***** SUPPLIED RECORDS

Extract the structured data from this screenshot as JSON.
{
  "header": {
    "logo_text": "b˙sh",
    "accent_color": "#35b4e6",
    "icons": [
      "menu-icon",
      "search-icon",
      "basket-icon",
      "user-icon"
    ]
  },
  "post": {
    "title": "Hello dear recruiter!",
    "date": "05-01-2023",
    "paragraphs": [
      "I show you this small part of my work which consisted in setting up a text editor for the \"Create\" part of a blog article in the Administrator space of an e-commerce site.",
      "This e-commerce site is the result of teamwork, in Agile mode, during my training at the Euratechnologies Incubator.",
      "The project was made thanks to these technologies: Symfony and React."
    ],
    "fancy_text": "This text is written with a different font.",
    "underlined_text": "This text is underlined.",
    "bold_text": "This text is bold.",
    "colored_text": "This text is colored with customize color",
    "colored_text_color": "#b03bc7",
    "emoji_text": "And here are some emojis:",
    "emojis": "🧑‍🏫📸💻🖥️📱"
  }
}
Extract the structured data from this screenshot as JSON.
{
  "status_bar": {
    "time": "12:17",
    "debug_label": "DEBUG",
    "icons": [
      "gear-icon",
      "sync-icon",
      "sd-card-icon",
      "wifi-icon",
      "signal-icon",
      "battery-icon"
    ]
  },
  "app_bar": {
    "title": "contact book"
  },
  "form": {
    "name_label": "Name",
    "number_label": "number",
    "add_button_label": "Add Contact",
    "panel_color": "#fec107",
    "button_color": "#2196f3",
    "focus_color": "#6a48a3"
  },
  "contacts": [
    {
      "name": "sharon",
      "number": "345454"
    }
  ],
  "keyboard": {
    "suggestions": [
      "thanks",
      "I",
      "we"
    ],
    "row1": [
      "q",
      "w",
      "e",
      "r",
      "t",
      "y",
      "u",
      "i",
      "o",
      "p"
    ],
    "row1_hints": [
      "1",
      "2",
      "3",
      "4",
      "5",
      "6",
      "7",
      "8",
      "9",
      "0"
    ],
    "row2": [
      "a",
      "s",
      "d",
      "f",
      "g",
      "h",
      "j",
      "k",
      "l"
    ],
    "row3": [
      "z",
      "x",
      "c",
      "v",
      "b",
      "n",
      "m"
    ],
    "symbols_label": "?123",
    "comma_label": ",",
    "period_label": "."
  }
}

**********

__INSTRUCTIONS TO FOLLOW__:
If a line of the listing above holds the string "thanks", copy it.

__TASK RESPONSE__:
      "The project was made thanks to these technologies: Symfony and React."
      "thanks",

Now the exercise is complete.